_What to do_
Please retype each record exactly as it stands below.

Source data:
#####

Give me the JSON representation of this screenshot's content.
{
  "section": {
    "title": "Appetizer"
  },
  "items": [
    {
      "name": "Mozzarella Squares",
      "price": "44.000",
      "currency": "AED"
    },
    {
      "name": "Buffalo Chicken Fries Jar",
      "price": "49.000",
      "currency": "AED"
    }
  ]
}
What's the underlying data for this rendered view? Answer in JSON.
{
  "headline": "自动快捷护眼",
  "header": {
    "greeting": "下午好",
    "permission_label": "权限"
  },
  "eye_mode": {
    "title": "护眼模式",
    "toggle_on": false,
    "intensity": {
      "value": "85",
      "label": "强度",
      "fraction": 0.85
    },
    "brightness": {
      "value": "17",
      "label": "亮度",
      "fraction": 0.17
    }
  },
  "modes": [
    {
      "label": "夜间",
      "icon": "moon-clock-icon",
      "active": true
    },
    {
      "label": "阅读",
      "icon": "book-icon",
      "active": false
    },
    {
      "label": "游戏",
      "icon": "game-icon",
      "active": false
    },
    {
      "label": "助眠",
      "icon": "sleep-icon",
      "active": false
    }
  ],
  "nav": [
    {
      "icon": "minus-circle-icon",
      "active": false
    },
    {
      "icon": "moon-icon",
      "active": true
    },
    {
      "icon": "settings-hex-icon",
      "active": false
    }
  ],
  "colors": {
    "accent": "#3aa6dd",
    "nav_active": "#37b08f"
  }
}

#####

_Expected answer_
Give me the JSON representation of this screenshot's content.
{
  "section": {
    "title": "Appetizer"
  },
  "items": [
    {
      "name": "Mozzarella Squares",
      "price": "44.000",
      "currency": "AED"
    },
    {
      "name": "Buffalo Chicken Fries Jar",
      "price": "49.000",
      "currency": "AED"
    }
  ]
}
What's the underlying data for this rendered view? Answer in JSON.
{
  "headline": "自动快捷护眼",
  "header": {
    "greeting": "下午好",
    "permission_label": "权限"
  },
  "eye_mode": {
    "title": "护眼模式",
    "toggle_on": false,
    "intensity": {
      "value": "85",
      "label": "强度",
      "fraction": 0.85
    },
    "brightness": {
      "value": "17",
      "label": "亮度",
      "fraction": 0.17
    }
  },
  "modes": [
    {
      "label": "夜间",
      "icon": "moon-clock-icon",
      "active": true
    },
    {
      "label": "阅读",
      "icon": "book-icon",
      "active": false
    },
    {
      "label": "游戏",
      "icon": "game-icon",
      "active": false
    },
    {
      "label": "助眠",
      "icon": "sleep-icon",
      "active": false
    }
  ],
  "nav": [
    {
      "icon": "minus-circle-icon",
      "active": false
    },
    {
      "icon": "moon-icon",
      "active": true
    },
    {
      "icon": "settings-hex-icon",
      "active": false
    }
  ],
  "colors": {
    "accent": "#3aa6dd",
    "nav_active": "#37b08f"
  }
}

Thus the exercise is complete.